— William Tecumseh Sherman
As much as I enjoy reading military histories, I never had a desire to join the military. And yet in some ways I envy the camaraderie soldiers must feel, particularly during wartime, and there's something interesting in knowing what war is like. But as a quiet and rather bookish-person, my interest is purely intellectual – I don't really want to see any death and destruction! But while military histories are all about death and destruction, most give you a mere taste of the unpleasantness of war but are still fairly sanitized.
Men of War: The American Soldier in Combat at Bunker Hill, Gettysburg, and Iwo Jima by Alexander Rose, however, is a bit different. Rose takes three iconic American battles – Bunker Hill (American Revolution), Gettysburg (Civil War), and Iwo Jima (WWII) – and discusses them from a standpoint of the soldiers who fought in them.
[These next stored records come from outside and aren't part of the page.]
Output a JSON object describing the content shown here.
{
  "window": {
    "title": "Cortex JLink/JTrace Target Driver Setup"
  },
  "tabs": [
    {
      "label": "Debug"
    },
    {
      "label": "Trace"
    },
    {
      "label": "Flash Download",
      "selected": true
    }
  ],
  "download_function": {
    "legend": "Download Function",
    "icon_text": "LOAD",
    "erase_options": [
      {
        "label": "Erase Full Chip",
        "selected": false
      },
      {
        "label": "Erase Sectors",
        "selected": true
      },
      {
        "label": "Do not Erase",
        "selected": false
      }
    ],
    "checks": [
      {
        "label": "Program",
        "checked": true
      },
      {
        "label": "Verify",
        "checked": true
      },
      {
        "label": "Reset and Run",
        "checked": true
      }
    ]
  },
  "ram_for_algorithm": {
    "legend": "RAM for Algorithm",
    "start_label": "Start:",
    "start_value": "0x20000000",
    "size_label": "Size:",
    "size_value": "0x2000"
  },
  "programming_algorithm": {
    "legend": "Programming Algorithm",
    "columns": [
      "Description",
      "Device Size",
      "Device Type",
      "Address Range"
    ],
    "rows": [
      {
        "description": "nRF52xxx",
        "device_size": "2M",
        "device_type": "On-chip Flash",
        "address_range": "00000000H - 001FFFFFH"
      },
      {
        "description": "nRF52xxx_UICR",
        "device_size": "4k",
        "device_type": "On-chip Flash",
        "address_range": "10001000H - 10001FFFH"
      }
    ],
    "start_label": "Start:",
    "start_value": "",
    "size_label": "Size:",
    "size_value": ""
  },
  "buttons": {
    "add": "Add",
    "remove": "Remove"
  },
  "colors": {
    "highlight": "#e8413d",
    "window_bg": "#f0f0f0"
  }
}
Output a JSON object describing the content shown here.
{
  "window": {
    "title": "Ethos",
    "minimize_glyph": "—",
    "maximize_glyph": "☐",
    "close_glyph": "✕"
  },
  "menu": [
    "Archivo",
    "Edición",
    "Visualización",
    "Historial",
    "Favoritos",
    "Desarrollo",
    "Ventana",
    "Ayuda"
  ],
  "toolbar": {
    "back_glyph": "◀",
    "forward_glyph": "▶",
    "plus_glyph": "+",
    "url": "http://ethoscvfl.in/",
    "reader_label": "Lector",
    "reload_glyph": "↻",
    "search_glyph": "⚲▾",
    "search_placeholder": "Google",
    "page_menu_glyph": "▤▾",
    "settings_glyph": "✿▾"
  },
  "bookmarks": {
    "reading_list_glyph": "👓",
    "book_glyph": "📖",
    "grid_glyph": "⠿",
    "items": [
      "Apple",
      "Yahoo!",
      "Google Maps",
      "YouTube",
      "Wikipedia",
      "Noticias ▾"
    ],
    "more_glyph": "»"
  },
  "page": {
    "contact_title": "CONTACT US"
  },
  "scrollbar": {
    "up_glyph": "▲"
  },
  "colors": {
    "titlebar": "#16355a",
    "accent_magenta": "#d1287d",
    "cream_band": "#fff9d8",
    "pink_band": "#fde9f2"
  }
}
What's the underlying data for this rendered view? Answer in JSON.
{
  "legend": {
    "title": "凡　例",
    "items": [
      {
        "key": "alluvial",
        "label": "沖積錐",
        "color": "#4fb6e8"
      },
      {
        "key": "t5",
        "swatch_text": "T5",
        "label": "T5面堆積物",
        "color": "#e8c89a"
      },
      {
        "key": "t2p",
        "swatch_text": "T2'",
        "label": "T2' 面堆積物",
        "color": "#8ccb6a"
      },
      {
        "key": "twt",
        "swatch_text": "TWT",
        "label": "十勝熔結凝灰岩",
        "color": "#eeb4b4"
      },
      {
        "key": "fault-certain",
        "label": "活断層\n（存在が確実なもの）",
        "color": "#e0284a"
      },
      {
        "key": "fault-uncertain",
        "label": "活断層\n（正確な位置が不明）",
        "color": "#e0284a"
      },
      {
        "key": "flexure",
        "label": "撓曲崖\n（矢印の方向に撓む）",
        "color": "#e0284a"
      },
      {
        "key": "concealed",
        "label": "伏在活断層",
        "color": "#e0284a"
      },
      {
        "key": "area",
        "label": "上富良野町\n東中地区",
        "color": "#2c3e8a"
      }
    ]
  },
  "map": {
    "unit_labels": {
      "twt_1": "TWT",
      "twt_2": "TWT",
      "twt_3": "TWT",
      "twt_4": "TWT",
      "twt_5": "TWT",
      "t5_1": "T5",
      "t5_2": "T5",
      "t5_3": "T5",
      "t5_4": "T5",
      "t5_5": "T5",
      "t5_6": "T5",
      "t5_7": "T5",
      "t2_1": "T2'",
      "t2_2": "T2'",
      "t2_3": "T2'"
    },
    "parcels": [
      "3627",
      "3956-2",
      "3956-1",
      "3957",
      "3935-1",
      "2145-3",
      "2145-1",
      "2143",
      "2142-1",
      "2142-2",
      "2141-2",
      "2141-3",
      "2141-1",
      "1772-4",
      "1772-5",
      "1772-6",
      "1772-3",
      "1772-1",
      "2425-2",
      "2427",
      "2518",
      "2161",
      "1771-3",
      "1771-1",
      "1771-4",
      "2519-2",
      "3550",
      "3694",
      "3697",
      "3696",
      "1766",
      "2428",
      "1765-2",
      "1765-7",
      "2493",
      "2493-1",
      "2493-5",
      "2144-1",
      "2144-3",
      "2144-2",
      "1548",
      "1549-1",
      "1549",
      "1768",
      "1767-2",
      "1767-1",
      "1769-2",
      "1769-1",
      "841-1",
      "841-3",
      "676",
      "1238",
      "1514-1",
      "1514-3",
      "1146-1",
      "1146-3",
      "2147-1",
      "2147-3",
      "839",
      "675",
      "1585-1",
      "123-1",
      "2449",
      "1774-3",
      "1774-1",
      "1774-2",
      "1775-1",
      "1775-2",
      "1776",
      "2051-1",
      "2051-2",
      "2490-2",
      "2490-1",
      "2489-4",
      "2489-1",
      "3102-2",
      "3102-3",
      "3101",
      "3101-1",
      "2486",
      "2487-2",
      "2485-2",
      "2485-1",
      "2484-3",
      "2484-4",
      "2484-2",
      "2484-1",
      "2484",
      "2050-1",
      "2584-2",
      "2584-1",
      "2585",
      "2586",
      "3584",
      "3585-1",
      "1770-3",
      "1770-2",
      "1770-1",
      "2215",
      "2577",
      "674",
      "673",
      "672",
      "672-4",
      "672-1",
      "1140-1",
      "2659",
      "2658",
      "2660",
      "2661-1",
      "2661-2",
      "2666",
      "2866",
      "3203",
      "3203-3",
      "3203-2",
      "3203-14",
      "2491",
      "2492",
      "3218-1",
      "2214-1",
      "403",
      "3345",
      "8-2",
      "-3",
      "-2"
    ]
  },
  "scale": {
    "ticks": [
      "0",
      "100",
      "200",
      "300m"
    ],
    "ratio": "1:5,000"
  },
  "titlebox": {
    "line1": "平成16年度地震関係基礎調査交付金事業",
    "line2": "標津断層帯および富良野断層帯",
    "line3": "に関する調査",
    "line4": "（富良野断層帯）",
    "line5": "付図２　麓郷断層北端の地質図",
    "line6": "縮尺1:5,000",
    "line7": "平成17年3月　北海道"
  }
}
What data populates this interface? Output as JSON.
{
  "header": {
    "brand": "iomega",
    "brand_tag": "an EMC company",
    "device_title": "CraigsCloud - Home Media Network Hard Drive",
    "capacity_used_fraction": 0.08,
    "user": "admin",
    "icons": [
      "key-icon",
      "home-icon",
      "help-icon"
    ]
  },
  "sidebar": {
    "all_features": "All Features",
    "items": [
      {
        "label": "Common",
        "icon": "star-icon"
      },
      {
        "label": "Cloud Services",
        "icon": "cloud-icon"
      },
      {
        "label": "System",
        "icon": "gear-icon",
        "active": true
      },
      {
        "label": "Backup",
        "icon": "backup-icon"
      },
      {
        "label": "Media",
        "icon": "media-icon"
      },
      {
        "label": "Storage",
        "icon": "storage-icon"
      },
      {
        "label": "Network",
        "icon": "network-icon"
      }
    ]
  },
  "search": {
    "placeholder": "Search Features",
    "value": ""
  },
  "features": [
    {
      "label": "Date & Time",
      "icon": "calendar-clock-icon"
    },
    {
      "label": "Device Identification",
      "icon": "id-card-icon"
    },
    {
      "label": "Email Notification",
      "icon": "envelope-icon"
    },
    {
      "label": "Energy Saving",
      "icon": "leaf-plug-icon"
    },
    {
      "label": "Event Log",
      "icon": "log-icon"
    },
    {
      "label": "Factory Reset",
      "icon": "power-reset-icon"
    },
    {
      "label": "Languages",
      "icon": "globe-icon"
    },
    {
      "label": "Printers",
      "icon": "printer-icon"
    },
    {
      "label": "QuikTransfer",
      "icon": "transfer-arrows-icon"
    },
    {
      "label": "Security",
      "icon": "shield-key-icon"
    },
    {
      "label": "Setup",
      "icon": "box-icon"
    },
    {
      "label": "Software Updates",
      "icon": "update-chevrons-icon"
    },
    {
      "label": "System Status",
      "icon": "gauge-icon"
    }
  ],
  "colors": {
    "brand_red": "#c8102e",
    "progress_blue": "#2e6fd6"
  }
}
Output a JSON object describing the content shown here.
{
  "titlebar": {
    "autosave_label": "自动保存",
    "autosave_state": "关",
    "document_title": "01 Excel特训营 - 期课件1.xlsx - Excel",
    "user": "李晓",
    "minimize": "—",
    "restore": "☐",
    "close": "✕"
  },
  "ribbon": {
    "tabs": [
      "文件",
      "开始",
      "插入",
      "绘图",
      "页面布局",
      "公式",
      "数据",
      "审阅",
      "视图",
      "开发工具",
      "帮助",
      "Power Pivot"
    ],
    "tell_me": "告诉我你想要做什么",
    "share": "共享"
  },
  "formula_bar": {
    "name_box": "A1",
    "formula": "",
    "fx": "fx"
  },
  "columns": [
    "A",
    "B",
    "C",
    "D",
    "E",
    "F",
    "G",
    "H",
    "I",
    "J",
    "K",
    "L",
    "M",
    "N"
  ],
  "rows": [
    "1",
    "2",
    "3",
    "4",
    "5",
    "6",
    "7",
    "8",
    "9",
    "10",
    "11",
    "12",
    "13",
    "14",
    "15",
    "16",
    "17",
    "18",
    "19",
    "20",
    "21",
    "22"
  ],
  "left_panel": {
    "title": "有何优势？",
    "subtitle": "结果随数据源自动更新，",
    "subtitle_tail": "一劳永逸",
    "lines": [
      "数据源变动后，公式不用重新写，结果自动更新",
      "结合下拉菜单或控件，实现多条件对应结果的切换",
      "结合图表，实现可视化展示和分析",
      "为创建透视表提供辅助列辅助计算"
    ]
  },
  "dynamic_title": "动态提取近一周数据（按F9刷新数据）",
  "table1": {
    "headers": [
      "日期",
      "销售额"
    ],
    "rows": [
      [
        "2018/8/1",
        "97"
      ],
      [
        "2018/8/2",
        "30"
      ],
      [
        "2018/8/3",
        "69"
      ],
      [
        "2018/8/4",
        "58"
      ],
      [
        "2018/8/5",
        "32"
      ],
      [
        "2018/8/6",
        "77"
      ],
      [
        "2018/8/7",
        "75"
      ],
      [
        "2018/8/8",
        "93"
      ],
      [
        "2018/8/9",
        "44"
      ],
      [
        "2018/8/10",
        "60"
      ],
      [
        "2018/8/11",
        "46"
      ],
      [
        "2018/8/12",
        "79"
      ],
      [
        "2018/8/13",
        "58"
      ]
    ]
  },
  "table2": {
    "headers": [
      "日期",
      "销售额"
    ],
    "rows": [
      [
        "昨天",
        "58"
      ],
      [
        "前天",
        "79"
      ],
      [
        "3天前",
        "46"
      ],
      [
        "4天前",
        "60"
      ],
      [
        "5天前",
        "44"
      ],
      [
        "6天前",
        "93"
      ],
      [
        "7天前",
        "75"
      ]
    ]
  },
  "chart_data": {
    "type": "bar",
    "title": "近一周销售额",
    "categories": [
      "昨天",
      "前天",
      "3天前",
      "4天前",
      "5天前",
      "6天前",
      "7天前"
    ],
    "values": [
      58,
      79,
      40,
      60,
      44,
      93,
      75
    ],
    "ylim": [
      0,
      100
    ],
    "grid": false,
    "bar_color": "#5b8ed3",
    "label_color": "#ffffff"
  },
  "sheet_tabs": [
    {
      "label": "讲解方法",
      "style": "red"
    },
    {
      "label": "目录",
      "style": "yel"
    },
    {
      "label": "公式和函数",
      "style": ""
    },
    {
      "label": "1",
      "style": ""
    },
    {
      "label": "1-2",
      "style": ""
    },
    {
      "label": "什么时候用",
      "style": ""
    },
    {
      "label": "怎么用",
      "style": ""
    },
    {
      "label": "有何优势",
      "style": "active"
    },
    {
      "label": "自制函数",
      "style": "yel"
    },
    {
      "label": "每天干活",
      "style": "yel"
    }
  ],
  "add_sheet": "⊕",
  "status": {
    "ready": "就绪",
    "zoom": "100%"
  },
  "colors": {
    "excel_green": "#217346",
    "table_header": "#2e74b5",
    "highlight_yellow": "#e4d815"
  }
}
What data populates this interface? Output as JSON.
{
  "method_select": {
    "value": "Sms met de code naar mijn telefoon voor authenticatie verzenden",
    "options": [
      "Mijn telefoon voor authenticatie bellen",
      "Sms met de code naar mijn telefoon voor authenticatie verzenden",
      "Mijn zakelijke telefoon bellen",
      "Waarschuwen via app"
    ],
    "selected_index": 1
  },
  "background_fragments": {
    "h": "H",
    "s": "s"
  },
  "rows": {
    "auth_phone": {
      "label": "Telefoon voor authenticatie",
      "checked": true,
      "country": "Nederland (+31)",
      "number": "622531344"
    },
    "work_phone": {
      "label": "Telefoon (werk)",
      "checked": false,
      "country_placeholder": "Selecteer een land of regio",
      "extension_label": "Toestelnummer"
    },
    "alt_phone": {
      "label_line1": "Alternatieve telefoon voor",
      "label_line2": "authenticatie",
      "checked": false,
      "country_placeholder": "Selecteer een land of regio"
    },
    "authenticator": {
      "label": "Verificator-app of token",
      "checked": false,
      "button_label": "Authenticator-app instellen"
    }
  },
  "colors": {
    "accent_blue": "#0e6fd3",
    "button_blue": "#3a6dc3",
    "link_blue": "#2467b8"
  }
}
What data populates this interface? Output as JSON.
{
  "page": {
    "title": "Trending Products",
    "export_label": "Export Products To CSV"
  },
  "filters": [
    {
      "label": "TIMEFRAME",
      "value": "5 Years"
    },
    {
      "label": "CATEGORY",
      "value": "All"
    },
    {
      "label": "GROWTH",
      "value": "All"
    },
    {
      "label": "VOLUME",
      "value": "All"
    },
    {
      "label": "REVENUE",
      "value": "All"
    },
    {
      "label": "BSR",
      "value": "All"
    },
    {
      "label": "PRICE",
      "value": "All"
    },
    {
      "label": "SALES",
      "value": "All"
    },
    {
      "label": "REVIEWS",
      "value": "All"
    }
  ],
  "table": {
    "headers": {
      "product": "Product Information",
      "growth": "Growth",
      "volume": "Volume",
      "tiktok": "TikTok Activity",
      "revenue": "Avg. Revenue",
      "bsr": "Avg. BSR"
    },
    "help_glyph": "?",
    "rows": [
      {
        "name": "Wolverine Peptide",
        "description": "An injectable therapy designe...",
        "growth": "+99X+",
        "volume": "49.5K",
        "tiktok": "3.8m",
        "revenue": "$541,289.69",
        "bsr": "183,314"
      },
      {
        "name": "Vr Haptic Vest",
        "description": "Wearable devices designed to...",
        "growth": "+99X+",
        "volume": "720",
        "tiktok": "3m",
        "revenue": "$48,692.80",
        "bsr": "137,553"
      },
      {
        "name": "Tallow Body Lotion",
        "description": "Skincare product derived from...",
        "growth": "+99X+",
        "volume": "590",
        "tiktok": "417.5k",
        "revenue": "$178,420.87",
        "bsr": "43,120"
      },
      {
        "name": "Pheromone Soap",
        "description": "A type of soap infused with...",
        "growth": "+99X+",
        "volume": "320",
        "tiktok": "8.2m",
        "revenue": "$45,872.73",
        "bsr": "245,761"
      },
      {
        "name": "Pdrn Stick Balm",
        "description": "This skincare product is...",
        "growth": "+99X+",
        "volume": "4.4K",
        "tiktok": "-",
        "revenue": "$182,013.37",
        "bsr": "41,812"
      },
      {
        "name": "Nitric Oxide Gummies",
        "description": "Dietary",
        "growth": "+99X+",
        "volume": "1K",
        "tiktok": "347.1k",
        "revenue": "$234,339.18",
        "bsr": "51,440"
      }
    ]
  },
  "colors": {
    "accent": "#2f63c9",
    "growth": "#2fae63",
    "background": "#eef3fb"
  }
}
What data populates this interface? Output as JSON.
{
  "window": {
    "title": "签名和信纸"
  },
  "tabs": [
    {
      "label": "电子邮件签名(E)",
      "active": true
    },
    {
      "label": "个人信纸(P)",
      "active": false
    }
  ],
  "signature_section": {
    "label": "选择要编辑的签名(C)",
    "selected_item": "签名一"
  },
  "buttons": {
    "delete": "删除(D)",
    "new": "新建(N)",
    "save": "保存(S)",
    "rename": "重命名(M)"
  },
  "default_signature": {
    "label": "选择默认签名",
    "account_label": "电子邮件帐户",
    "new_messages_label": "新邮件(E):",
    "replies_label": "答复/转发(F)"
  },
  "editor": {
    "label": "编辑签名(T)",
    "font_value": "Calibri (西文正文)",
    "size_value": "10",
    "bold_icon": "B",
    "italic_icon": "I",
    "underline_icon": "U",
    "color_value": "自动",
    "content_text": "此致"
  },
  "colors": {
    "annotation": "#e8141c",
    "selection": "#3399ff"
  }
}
He talks about the attitudes they would have brought to the battlefields, the terrain they faced, the weapons used, the enemy they fought, the wounds received and inflicted, and the results. His focus for each battle is methodical but slightly different: "... for Bunker Hill, we [can] deduce a militiaman's experience of combat depending on his location (redoubt, beach, rail fence) and for Gettysburg we [can] do the same by deconstructing the era's formal templates (artillery bombardment, attack, defense), [and] for Iwo Jima [we] mostly examine combat method -- that is, how Marines first confronted obstacles and then surmounted them by watching, doing, adapting, and learning." (from pg 217 of the advance copy)
It's true, there's plenty of blood and guts in the writing, but it's told with a professional detachment that satisfies my weird curiosity but still leaves room for a healthy appreciation for the personal sacrifices. Yes, I squirmed while reading about the effects of cannonballs and bullets on the human body or the frightening descriptions of grenades and flame throwers in battle, but it's not all gore. Rose neither romanticizes warfare nor paints it simply as too horrific to even think about. It's interesting to read how the battles happened from a soldier's perspective and how each differed, as well as why modern-day combat would be different still. It's also loaded with many of the individual observations from people involved in the fighting, the kind of quotes that don't always make it into the regular histories. One interesting note is how progressively "work-like" war had become by WWII, and how PTSD was almost unheard-of in earlier battles such as Bunker Hill. Another was the psychological effects of things like bombardments and bayonets – neither of which he says in the Bunker Hill section were as lethal as we might think in terms of physical damage inflicted.
It might not be the ideal book for someone with a weak stomach, but I found it so engrossing and well-written that it never really bothered me (and I read much of it while eating lunch). It's scholarly-like in its thoroughness and approach, but not difficult to read by any measure. I know a man who fought at Iwo Jima and he's criticized most books on the battle, but I suspect he might be more approving of this one. It certainly gave me a greater appreciation for his experience. (I received an advance copy from Amazon Vine.)